Almost all of us can sympathize with the crushing sensation of getting a failing grade at one point or another.
Whether it’s on a spelling quiz in elementary school or an essay for a college class, the sight of an “F” at the top of your paper can be equally demoralizing.
What sets people apart, however, comes from how one responds to that “F”.
Do you get discouraged and resign yourself to the fact that “spelling just isn’t your thing?”
Or do you take it as a challenge to practice more and improve?
Time and time again, research has proven that students and individuals that choose the latter attitude will perform better in school and beyond. This is called having a “growth mindset”.
What is a growth mindset?
A growth mindset is one in which people believe that all skills and abilities can be developed through hard work.
A fixed mindset, on the other hand, assumes that people are born with or without given skills and abilities. Individuals with fixed mindsets believe that some people are good at math, and others are not. Some people are smart, and others are dumb.
The beauty of a growth mindset is that students who possess this outlook on ability often have a love of learning and a great deal of perseverance.
Students with a growth mindset are more likely to face a challenging academic task with optimism, knowing that doing hard work will help make their brain stronger.
So how can you foster a growth mindset in your classroom? Read on for some ideas on how to harness the power of “not yet” with your own students.
How to help students develop a growth mindset
Teach students how the brain works. Just like other muscles in your body, the more you exercise the brain in new and different ways, the stronger it will get. This isn’t just a theory, it’s science!
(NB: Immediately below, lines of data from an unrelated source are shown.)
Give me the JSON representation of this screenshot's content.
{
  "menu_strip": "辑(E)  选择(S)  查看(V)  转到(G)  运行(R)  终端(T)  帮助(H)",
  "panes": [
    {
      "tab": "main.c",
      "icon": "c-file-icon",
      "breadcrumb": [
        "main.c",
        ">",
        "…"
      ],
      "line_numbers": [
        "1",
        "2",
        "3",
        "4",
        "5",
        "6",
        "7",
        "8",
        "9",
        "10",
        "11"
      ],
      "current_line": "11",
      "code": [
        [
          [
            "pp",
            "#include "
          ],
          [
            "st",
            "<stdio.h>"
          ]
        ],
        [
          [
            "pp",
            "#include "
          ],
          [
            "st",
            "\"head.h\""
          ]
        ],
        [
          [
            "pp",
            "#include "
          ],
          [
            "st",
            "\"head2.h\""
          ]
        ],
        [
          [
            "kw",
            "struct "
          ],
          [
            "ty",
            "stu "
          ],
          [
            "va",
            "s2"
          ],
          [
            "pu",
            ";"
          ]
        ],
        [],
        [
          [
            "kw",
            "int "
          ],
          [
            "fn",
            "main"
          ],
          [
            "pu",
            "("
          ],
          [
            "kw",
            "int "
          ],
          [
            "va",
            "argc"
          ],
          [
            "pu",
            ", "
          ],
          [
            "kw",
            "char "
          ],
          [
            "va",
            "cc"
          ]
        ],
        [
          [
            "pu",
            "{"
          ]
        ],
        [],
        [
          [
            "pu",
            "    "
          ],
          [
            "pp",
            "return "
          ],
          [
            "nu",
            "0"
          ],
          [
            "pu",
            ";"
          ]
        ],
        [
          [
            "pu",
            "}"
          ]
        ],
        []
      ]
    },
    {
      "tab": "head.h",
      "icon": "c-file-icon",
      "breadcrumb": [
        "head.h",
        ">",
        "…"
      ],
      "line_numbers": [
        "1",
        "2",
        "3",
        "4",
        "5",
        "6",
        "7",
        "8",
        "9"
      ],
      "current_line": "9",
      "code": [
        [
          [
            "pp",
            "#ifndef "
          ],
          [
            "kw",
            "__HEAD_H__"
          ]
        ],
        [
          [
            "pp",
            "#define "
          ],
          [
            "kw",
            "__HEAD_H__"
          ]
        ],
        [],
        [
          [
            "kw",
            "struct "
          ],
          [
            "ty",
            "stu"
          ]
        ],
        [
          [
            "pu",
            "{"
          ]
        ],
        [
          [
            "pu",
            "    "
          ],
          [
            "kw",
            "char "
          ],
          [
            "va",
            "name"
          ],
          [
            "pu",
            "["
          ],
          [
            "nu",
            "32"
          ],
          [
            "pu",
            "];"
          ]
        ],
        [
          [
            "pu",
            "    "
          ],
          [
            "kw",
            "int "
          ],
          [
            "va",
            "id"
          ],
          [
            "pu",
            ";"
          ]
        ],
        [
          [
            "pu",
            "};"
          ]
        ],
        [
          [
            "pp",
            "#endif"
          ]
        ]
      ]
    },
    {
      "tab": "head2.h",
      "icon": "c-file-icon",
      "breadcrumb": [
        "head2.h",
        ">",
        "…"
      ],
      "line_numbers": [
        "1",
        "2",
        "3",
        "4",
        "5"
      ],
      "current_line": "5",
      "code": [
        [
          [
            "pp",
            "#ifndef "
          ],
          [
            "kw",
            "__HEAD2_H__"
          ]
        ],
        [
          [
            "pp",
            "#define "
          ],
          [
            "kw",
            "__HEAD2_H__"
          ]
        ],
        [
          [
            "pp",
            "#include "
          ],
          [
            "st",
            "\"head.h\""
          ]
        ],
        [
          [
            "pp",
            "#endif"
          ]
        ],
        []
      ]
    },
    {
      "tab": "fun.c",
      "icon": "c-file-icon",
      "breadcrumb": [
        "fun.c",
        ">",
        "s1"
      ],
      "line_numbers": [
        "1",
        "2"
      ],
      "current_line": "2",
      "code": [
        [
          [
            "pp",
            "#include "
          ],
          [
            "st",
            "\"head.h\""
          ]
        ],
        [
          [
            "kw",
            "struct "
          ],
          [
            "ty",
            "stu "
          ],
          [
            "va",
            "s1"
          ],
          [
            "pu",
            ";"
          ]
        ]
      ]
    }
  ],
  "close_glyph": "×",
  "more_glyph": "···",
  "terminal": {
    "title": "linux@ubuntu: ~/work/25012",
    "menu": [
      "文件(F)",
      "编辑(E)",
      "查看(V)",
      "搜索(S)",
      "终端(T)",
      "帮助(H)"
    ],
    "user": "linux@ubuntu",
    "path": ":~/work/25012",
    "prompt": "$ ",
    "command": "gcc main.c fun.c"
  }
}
Having your students read about how this process works in the brain will invest them in the process.
Praise Actions Not Traits
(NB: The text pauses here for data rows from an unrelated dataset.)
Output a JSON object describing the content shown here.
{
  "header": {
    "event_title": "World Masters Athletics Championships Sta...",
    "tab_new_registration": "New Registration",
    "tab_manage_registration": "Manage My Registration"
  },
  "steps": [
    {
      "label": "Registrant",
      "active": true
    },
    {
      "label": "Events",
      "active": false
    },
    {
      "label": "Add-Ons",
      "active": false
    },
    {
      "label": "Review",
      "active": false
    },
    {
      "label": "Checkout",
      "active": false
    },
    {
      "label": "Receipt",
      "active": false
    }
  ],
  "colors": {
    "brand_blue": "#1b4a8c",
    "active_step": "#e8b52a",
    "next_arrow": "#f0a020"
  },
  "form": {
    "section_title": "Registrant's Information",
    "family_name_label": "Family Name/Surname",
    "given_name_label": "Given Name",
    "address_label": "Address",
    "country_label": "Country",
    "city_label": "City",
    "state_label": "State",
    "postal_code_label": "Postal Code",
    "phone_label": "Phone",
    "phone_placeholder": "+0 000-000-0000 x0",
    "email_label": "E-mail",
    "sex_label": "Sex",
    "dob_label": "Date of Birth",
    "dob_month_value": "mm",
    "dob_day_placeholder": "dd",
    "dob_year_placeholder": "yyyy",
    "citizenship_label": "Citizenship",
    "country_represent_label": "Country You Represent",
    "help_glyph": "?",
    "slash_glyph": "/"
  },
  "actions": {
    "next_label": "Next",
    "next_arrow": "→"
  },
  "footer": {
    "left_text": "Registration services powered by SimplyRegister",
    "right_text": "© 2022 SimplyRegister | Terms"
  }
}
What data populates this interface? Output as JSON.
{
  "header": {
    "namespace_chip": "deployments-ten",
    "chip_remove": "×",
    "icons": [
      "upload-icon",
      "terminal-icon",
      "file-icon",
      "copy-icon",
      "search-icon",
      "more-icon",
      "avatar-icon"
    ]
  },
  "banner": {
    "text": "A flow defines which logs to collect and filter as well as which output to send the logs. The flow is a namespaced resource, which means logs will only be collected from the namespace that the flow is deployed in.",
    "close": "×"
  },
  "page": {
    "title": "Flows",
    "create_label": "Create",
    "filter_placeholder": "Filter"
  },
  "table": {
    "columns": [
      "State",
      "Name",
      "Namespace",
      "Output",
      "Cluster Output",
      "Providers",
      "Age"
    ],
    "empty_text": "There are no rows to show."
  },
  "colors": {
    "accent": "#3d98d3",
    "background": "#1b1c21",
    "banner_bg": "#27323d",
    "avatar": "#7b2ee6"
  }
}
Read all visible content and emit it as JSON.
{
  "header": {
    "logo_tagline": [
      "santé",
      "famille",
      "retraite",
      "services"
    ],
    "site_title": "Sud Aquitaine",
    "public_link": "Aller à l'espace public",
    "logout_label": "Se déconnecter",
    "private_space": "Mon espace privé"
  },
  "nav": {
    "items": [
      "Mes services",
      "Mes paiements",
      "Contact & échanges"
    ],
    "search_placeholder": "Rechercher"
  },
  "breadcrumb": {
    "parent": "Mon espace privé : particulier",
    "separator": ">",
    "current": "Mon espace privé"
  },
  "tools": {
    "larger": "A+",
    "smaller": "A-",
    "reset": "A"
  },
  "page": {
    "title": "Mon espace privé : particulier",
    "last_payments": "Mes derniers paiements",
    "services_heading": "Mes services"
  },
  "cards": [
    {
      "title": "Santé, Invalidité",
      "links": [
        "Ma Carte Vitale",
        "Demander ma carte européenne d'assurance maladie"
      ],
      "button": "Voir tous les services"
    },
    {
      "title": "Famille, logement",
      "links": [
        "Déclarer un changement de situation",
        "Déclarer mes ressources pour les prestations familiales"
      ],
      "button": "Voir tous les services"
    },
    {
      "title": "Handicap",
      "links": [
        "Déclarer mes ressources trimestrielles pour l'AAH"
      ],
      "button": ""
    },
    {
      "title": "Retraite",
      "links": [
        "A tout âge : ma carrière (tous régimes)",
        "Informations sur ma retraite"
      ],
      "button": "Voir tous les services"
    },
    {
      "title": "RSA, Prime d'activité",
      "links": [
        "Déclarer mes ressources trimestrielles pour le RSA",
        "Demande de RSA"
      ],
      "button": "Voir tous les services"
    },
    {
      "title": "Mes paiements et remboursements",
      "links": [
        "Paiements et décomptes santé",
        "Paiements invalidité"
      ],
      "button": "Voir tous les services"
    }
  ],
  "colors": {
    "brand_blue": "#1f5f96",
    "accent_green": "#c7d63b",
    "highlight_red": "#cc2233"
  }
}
When promoting a growth mindset, rethink how you praise students in the classroom. “You’re so smart,” sends students the message that smart is a fixed condition that students either have or they don’t. Instead, praise students for their effort, resilience, or optimism in the face of a challenging task.
Instead of always celebrating top performers when it comes to an assignment or assessment, celebrate those students who’ve shown the most growth. This signals to kids that the process of learning is just as important as the outcome.
Use the Word “Yet”
One high school in Chicago gives students who did not achieve a passing mark in a course the grade “not yet”, instead of an “F”.
While unconventional, this mark signifies to students that the journey of their learning isn’t over. Instead of signaling that students had a chance to master something and they failed, “not yet” merely shows that they haven’t reached mastery but are on their way there.
This practice is one of many strategies used by the school to help promote a growth mindset in students.
Provide Opportunities for Revision
Build in systems in your classroom that permit students to improve upon the work they’ve already done. Maybe you have students pair up and peer edit creative essays before rewriting or allow students to do test corrections. You want to show students that nothing is ever perfect, and the process of improving is a great opportunity to learn.
Change Your Common Language
Rephrase the way you introduce tasks and assignments. An “exam” sounds intimidating and final. Instead, refer to assessments as “opportunities to show what you’ve learned so far” (“so far” implying that the learning isn’t done).
Developing a growth mindset is potentially one of the most powerful tools that teachers can use to help students become academically successful lifelong learners. There’s no doubt that students will face failures on the route to mastery, but a growth mindset will help them seize these failures as the learning opportunities they should be.